Task details
Reproduce each line from the records that holds "value".

Start of Input data

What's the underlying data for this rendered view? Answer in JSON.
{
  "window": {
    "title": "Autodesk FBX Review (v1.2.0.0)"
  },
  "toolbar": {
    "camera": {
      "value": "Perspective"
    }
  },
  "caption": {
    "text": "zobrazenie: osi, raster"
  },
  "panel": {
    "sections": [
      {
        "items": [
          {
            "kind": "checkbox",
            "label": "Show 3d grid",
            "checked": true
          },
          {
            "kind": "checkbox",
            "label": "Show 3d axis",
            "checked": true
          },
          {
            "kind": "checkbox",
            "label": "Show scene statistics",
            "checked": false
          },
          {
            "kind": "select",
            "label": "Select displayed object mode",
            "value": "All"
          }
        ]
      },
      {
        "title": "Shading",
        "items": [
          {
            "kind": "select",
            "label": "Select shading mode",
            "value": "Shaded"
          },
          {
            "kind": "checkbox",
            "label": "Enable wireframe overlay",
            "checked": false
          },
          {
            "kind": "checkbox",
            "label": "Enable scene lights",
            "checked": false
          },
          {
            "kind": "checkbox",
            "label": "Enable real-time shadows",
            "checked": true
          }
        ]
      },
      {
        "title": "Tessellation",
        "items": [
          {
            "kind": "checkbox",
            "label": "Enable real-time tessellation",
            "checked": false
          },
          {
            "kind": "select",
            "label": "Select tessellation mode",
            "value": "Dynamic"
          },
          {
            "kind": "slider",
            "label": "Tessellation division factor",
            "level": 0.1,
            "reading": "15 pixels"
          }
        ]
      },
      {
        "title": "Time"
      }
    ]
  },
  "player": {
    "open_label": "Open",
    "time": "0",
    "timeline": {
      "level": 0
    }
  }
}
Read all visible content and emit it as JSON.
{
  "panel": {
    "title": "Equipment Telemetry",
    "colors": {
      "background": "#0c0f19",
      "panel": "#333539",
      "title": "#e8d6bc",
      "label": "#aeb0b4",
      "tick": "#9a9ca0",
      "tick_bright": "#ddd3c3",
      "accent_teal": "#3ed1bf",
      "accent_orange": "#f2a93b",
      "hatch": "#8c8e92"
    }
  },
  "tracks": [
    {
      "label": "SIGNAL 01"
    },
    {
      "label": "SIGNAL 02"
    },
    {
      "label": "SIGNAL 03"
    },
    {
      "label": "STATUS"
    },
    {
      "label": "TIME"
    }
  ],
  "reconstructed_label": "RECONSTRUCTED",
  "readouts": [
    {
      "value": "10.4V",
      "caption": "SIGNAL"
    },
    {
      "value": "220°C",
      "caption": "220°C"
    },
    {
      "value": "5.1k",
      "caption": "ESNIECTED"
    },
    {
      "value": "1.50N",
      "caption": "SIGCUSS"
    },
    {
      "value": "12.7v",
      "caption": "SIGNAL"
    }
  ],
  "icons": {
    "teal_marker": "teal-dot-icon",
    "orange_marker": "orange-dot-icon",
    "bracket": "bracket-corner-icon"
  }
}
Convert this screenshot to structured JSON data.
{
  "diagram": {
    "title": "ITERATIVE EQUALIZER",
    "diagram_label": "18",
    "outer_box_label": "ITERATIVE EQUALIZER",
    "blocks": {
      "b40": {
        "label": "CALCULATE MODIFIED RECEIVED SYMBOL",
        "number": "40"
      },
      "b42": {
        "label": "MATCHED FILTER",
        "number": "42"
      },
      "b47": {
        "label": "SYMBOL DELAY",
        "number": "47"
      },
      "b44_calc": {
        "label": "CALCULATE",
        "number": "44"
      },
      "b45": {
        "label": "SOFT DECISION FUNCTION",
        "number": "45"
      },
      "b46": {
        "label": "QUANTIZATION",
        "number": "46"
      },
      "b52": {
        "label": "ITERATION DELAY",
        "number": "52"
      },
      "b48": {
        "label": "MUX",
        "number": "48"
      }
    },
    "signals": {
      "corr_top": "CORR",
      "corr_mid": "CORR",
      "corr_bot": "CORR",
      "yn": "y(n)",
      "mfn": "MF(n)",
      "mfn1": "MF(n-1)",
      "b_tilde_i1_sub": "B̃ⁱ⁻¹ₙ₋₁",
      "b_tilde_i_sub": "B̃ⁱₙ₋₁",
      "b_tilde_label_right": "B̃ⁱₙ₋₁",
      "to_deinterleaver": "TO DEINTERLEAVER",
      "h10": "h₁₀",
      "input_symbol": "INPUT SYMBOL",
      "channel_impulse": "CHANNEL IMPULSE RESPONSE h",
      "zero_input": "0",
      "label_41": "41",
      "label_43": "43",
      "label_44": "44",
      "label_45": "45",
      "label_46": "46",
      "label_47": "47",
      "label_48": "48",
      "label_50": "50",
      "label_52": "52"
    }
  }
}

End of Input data

Your response
      "value": "Perspective"
            "value": "All"
            "value": "Shaded"
            "value": "Dynamic"
      "value": "10.4V",
      "value": "220°C",
      "value": "5.1k",
      "value": "1.50N",
      "value": "12.7v",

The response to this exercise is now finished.